- [Work order]: Please say how many lines in the records below contain the word "JSON". Give only the number.

- [Exercise material]:
○ ○ ○ ○

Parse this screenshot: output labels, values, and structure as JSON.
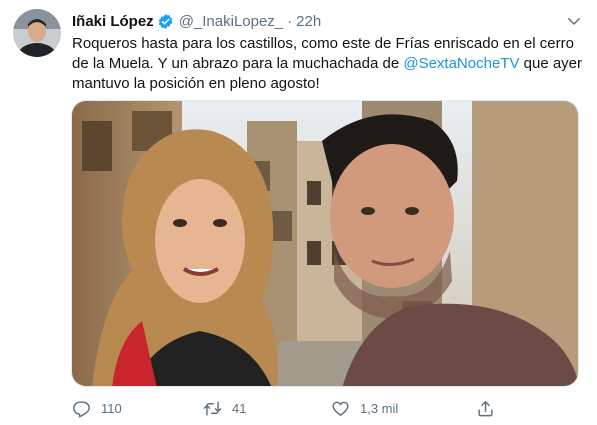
{
  "tweet": {
    "author_name": "Iñaki López",
    "handle": "@_InakiLopez_",
    "separator": "·",
    "time": "22h",
    "verified": true,
    "text_before_mention": "Roqueros hasta para los castillos, como este de Frías enriscado en el cerro de la Muela. Y un abrazo para la muchachada de ",
    "mention": "@SextaNocheTV",
    "text_after_mention": " que ayer mantuvo la posición en pleno agosto!",
    "photo": "selfie-photo"
  },
  "actions": {
    "reply_count": "110",
    "retweet_count": "41",
    "like_count": "1,3 mil",
    "icons": [
      "reply-icon",
      "retweet-icon",
      "like-icon",
      "share-icon"
    ]
  },
  "colors": {
    "accent": "#1b95e0",
    "verified": "#1da1f2",
    "secondary_text": "#5b7083"
  }
}
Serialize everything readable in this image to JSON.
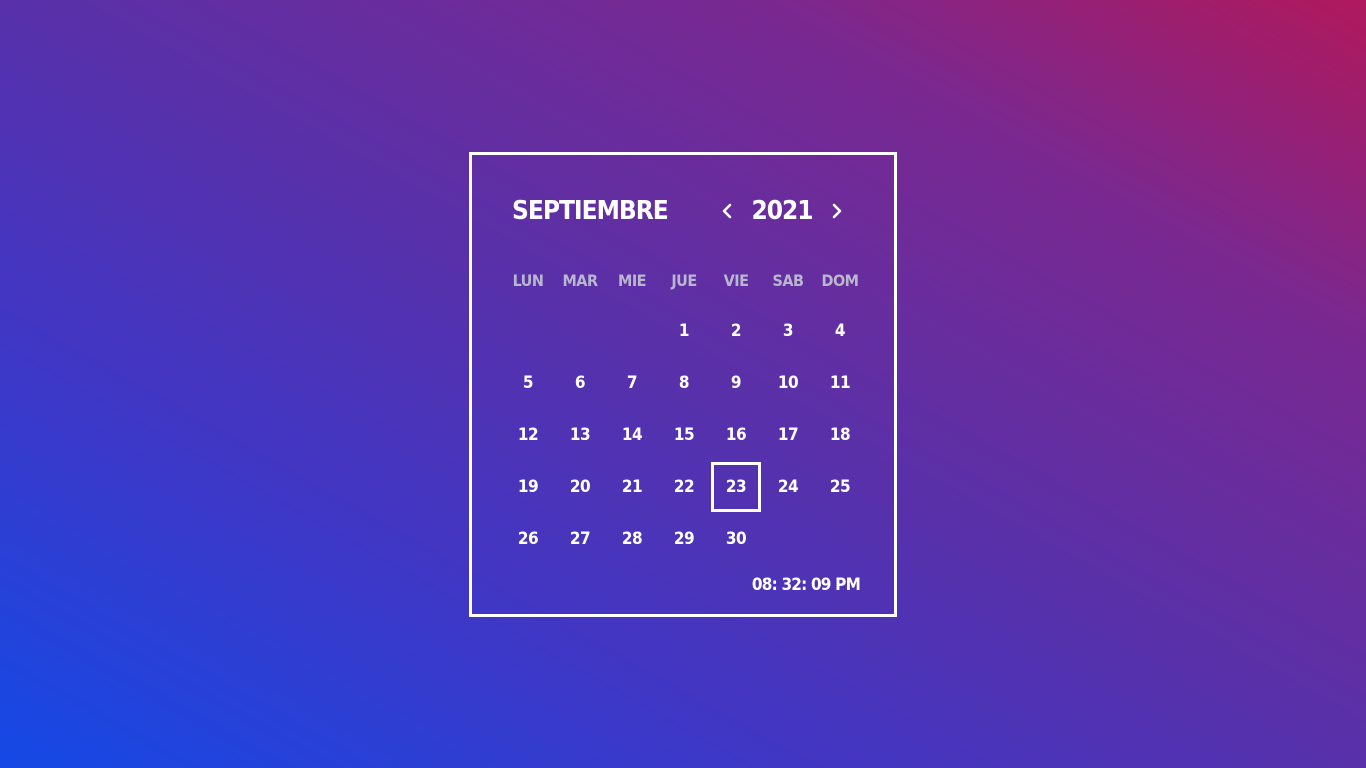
{
  "calendar": {
    "month": "SEPTIEMBRE",
    "year": "2021",
    "prev_icon": "chevron-left-icon",
    "next_icon": "chevron-right-icon",
    "weekdays": [
      "LUN",
      "MAR",
      "MIE",
      "JUE",
      "VIE",
      "SAB",
      "DOM"
    ],
    "days": [
      [
        "",
        "",
        "",
        "1",
        "2",
        "3",
        "4"
      ],
      [
        "5",
        "6",
        "7",
        "8",
        "9",
        "10",
        "11"
      ],
      [
        "12",
        "13",
        "14",
        "15",
        "16",
        "17",
        "18"
      ],
      [
        "19",
        "20",
        "21",
        "22",
        "23",
        "24",
        "25"
      ],
      [
        "26",
        "27",
        "28",
        "29",
        "30",
        "",
        ""
      ]
    ],
    "selected_day": "23",
    "clock": "08: 32: 09 PM"
  },
  "colors": {
    "gradient_start": "#1449e6",
    "gradient_end": "#b0195c",
    "text": "#ffffff",
    "weekday_text": "#b9b6cf"
  }
}
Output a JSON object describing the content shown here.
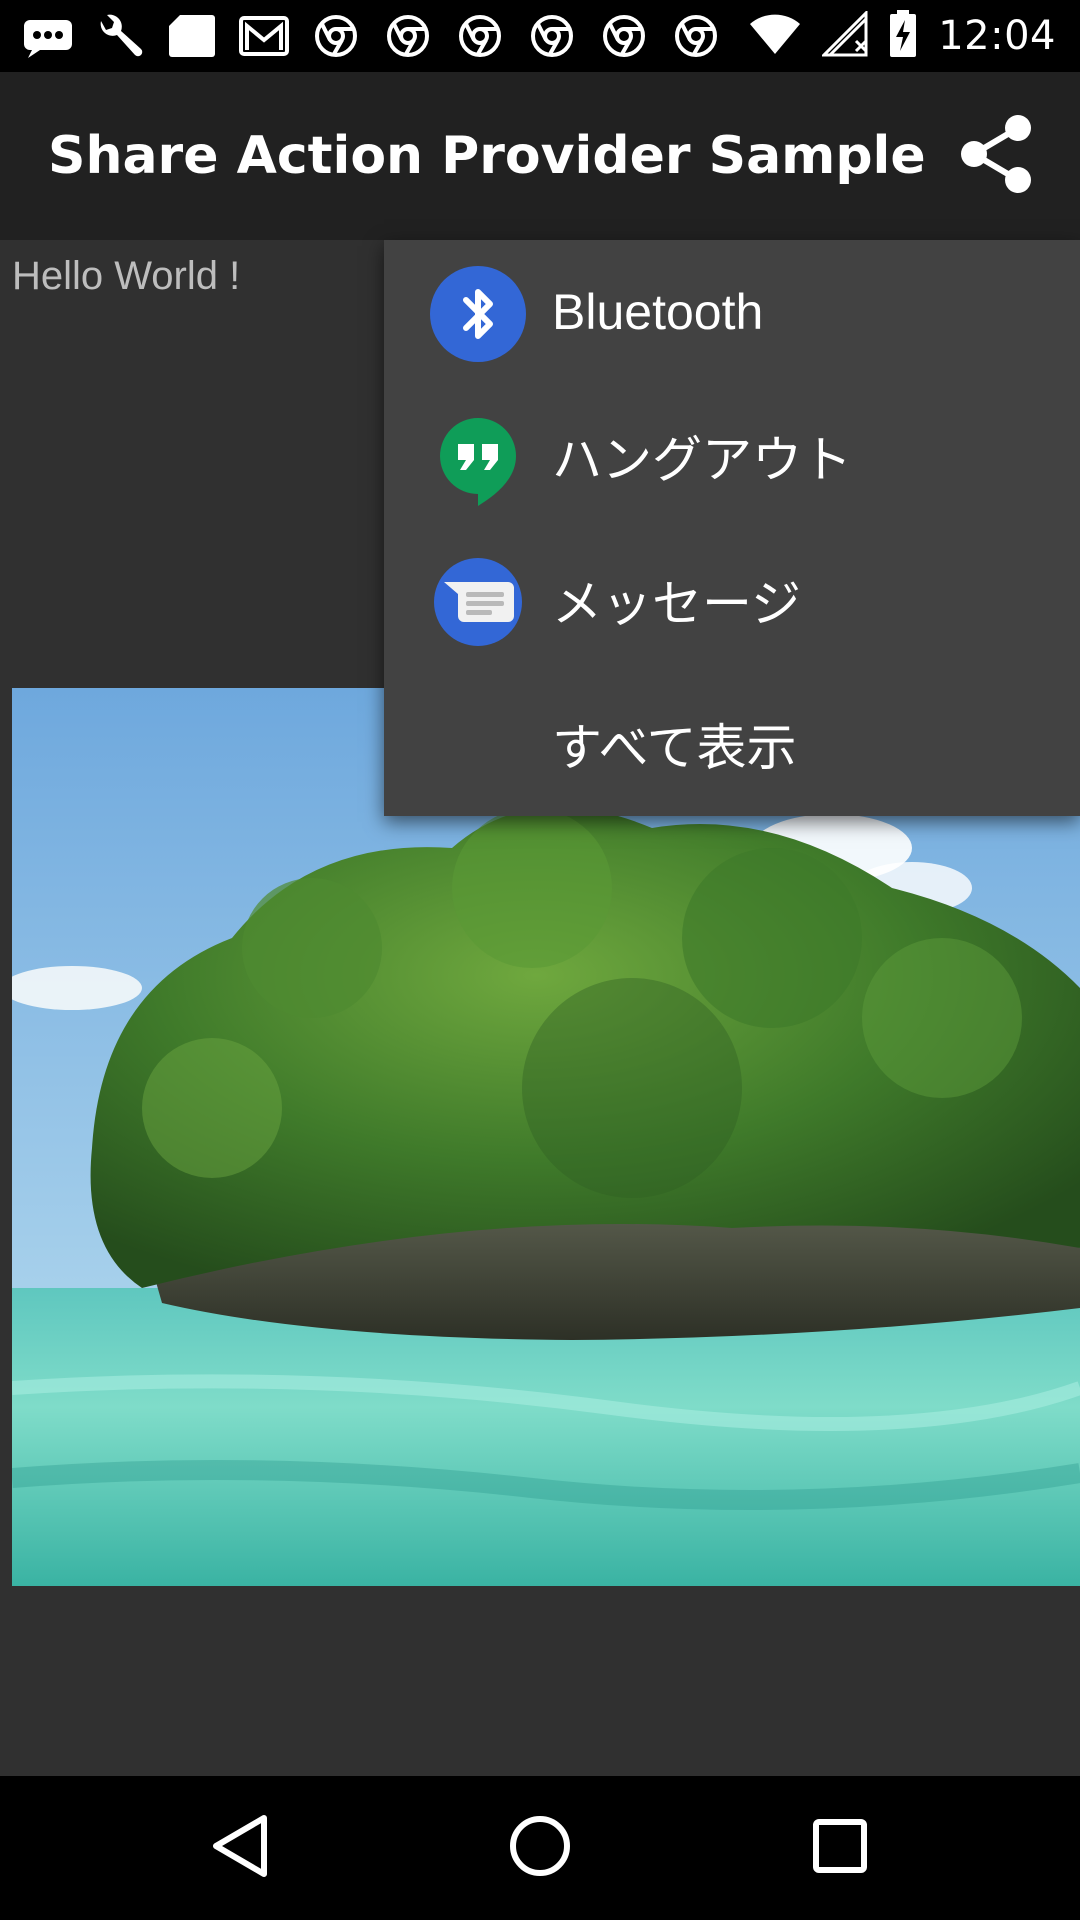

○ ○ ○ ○

- [Answer to the exercise]: 3